--- Entries provided Enclosed Below ---

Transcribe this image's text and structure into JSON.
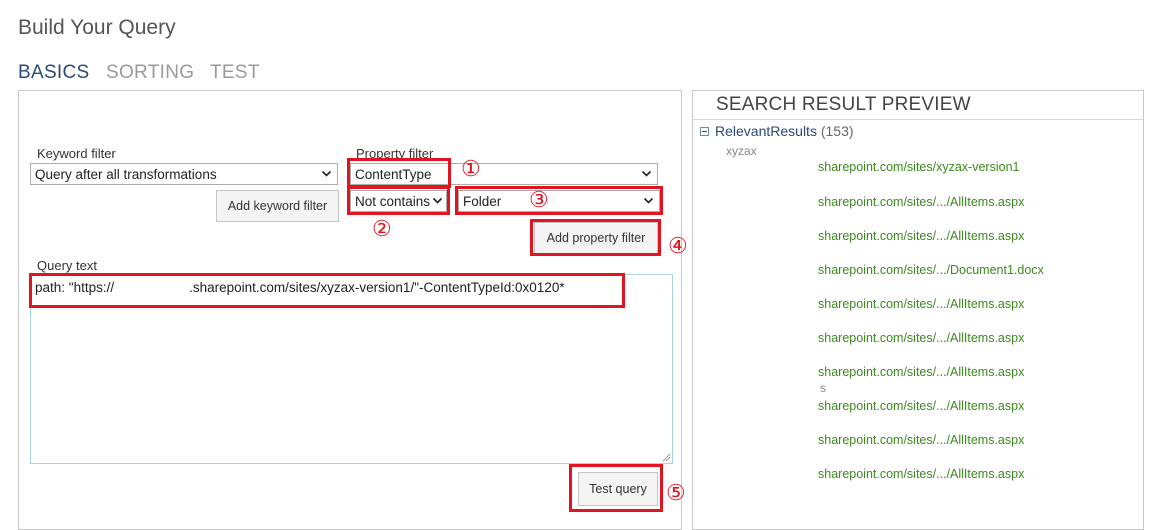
{
  "page": {
    "title": "Build Your Query"
  },
  "tabs": [
    {
      "label": "BASICS",
      "active": true
    },
    {
      "label": "SORTING",
      "active": false
    },
    {
      "label": "TEST",
      "active": false
    }
  ],
  "keyword_filter": {
    "label": "Keyword filter",
    "selected": "Query after all transformations",
    "add_button": "Add keyword filter"
  },
  "property_filter": {
    "label": "Property filter",
    "property_selected": "ContentType",
    "operator_selected": "Not contains",
    "value_selected": "Folder",
    "add_button": "Add property filter"
  },
  "query_text": {
    "label": "Query text",
    "value": "path: \"https://                    .sharepoint.com/sites/xyzax-version1/\"-ContentTypeId:0x0120*"
  },
  "test_button": "Test query",
  "callouts": [
    "①",
    "②",
    "③",
    "④",
    "⑤"
  ],
  "preview": {
    "title": "SEARCH RESULT PREVIEW",
    "group_name": "RelevantResults",
    "group_count": "(153)",
    "sub_label": "xyzax",
    "stray_char": "s",
    "results": [
      "sharepoint.com/sites/xyzax-version1",
      "sharepoint.com/sites/.../AllItems.aspx",
      "sharepoint.com/sites/.../AllItems.aspx",
      "sharepoint.com/sites/.../Document1.docx",
      "sharepoint.com/sites/.../AllItems.aspx",
      "sharepoint.com/sites/.../AllItems.aspx",
      "sharepoint.com/sites/.../AllItems.aspx",
      "sharepoint.com/sites/.../AllItems.aspx",
      "sharepoint.com/sites/.../AllItems.aspx",
      "sharepoint.com/sites/.../AllItems.aspx"
    ]
  },
  "colors": {
    "highlight": "#e1141f",
    "tab_active": "#2a4a7a",
    "result_link": "#3b8a1d"
  }
}
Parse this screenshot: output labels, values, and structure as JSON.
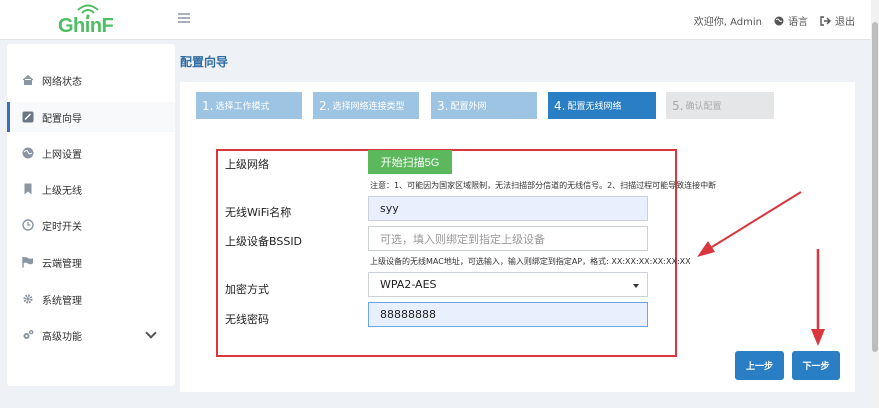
{
  "header": {
    "logo_text": "GhinF",
    "welcome": "欢迎你, Admin",
    "language": "语言",
    "logout": "退出"
  },
  "sidebar": {
    "items": [
      {
        "label": "网络状态",
        "icon": "home-icon"
      },
      {
        "label": "配置向导",
        "icon": "wizard-icon",
        "active": true
      },
      {
        "label": "上网设置",
        "icon": "globe-icon"
      },
      {
        "label": "上级无线",
        "icon": "bookmark-icon"
      },
      {
        "label": "定时开关",
        "icon": "clock-icon"
      },
      {
        "label": "云端管理",
        "icon": "flag-icon"
      },
      {
        "label": "系统管理",
        "icon": "gear-icon"
      },
      {
        "label": "高级功能",
        "icon": "gears-icon"
      }
    ]
  },
  "page": {
    "title": "配置向导"
  },
  "steps": [
    {
      "num": "1.",
      "label": "选择工作模式",
      "state": "done"
    },
    {
      "num": "2.",
      "label": "选择网络连接类型",
      "state": "done"
    },
    {
      "num": "3.",
      "label": "配置外网",
      "state": "done"
    },
    {
      "num": "4.",
      "label": "配置无线网络",
      "state": "current"
    },
    {
      "num": "5.",
      "label": "确认配置",
      "state": "todo"
    }
  ],
  "form": {
    "upstream_label": "上级网络",
    "scan_button": "开始扫描5G",
    "scan_note": "注意：1、可能因为国家区域限制，无法扫描部分信道的无线信号。2、扫描过程可能导致连接中断",
    "ssid_label": "无线WiFi名称",
    "ssid_value": "syy",
    "bssid_label": "上级设备BSSID",
    "bssid_placeholder": "可选，填入则绑定到指定上级设备",
    "bssid_note": "上级设备的无线MAC地址，可选输入，输入则绑定到指定AP，格式:  XX:XX:XX:XX:XX:XX",
    "encryption_label": "加密方式",
    "encryption_value": "WPA2-AES",
    "password_label": "无线密码",
    "password_value": "88888888"
  },
  "buttons": {
    "prev": "上一步",
    "next": "下一步"
  },
  "colors": {
    "brand_green": "#4ebd63",
    "primary": "#2a7fc4",
    "annotation_red": "#d9363e"
  }
}
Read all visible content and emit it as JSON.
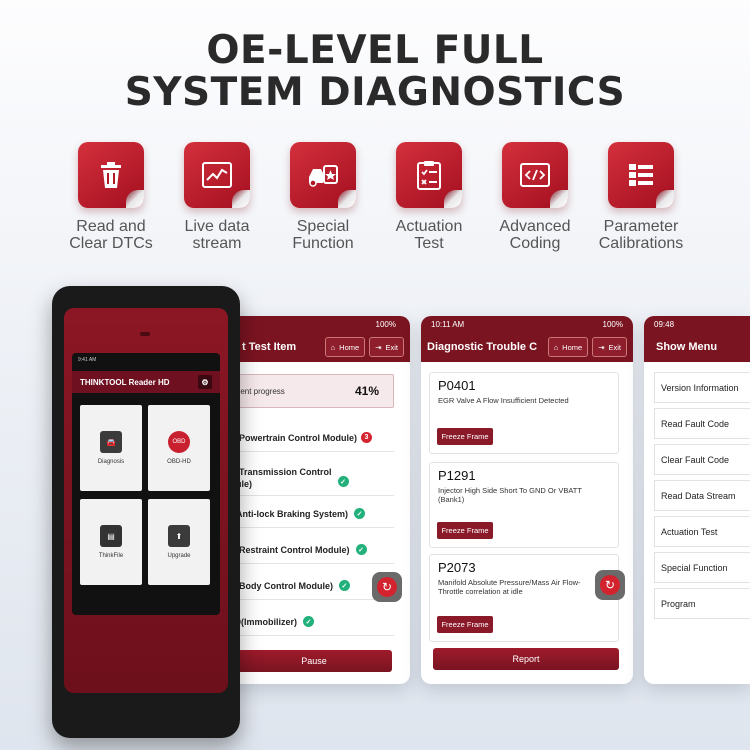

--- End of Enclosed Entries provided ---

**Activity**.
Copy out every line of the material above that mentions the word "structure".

**Task response**.
Transcribe this image's text and structure into JSON.
Parse this screenshot: output labels, values, and structure as JSON.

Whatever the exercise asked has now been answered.